The Virginia Cavaliers gave their fans quite a ride during the 2013-14 college basketball season. Picked to finish fourth by most experts, the Cavaliers went 30-7 overall and 16-2 in the ACC and won both the regular-season and conference-tournament titles. A No. 1 seed in the East Region of the NCAA tournament, Virginia went out in the Sweet 16 by two points to Michigan State. It was a disappointing end for the Cavaliers, since No. 1 seeds usually should at least reach the regional final, but the overall season was quite the piece of work.
The good news for Virginia fans is that while seniors Joe Harris and Akil Mitchell will be significant losses, and reserve guard Teven Jones is transferring out of the program, the cupboard is far from bare in Charlottesville looking ahead. Here is an evaluation of the Cavaliers on both offense and defense, as well as overall.
OFFENSE: The No. 1 complaint for those not buying into head coach Tony Bennett‘s program in Charlottesville was the inconsistency and ineffectiveness on offense. There were still signs of that this season, as the Cavaliers went through six- and seven-minute stretches of games without field goals. But with Harris, the emergence of guards Malcolm Brogdon (leading scorer at 12.7 PPG) and London Perrantes, and the ability to get points from the wings and down low thanks to Justin Anderson, Anthony Gill and Mike Tobey, Virginia’s offense was much more successful than in past years and unlike those previous teams, Virginia wasn’t afraid to get out on the break when given the opportunity. UVA scored 72 and 75 points in late season wins over Duke (ACC tourney final) and Syracuse, respectively. A drawback of this unit was that the Cavaliers only shot 67 percent from the free-throw line.

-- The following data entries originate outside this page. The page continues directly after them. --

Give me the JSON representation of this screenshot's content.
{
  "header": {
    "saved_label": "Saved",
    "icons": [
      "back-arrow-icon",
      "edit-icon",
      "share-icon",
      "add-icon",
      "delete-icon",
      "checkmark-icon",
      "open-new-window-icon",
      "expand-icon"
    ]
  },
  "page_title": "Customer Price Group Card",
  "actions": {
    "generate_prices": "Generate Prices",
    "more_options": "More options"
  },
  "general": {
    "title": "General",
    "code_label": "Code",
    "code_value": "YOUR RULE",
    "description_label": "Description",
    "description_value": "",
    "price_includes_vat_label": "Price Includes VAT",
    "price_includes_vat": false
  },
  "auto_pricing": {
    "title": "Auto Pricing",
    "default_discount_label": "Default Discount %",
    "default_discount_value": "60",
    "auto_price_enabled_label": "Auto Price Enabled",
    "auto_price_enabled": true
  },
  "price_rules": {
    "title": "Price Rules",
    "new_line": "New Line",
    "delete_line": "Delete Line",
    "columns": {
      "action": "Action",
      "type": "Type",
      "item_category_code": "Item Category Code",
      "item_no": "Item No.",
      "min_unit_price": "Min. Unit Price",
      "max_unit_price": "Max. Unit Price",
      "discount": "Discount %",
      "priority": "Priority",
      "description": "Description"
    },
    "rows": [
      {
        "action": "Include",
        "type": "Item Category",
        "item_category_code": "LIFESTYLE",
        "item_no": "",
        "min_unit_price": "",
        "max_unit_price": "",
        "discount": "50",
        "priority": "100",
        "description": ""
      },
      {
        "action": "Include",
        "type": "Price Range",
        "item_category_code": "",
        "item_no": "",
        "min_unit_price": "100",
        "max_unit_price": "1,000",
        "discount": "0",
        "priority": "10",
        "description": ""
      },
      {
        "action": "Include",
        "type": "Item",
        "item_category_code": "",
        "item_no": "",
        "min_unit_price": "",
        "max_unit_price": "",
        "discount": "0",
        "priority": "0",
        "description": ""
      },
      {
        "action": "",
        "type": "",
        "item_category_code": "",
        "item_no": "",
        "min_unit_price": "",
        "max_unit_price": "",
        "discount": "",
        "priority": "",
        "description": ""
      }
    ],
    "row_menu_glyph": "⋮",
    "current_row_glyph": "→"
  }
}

DEFENSE: As the season went on, one of the most used phrases in college basketball became, “Virginia’s Pack Line Defense.” It helped produce several second-half runs that changed close games into UVA blowouts — including a 25-0 run vs. Notre Dame in Charlottesville that at the time, one national columnist called it the best basketball he’d seen all season. Virginia led the nation in scoring defense at 55.7 PPG, even though they only averaged 9.3 blocks plus steals per game. But timely rejections, usually by Anderson, keyed fast breaks and swung games in the Cavaliers’ favor. Virginia held 27 opponents to 60 points or less, including seven-straight to end February and start March as part of a 13-game winning streak (all in the ACC).
OVERALL: Virginia’s season was as good as any its had since the Ralph Sampson era in the early 1980s, even if other years (1995, regional final) led to a longer run in the NCAA tournament. The program took a giant step forward; it will now be on Bennett to turn up the recruiting and for those currently on the roster to make up for the loss of a guy like Harris, who while is scoring average dropped this season (down to 12 PPG), did a lot of everything to help Virginia win. A slight dip in the grade for losing in the Sweet 16 as a one-seed, but most experts regarded Michigan State as an under-seeded team as it was.
Twitter-Style, the 2013-14 Cavaliers in 140 (or less): “Finally, #UVA fans don’t have to hear about not winning the ACC Tournament since 1976. #WallyWalker”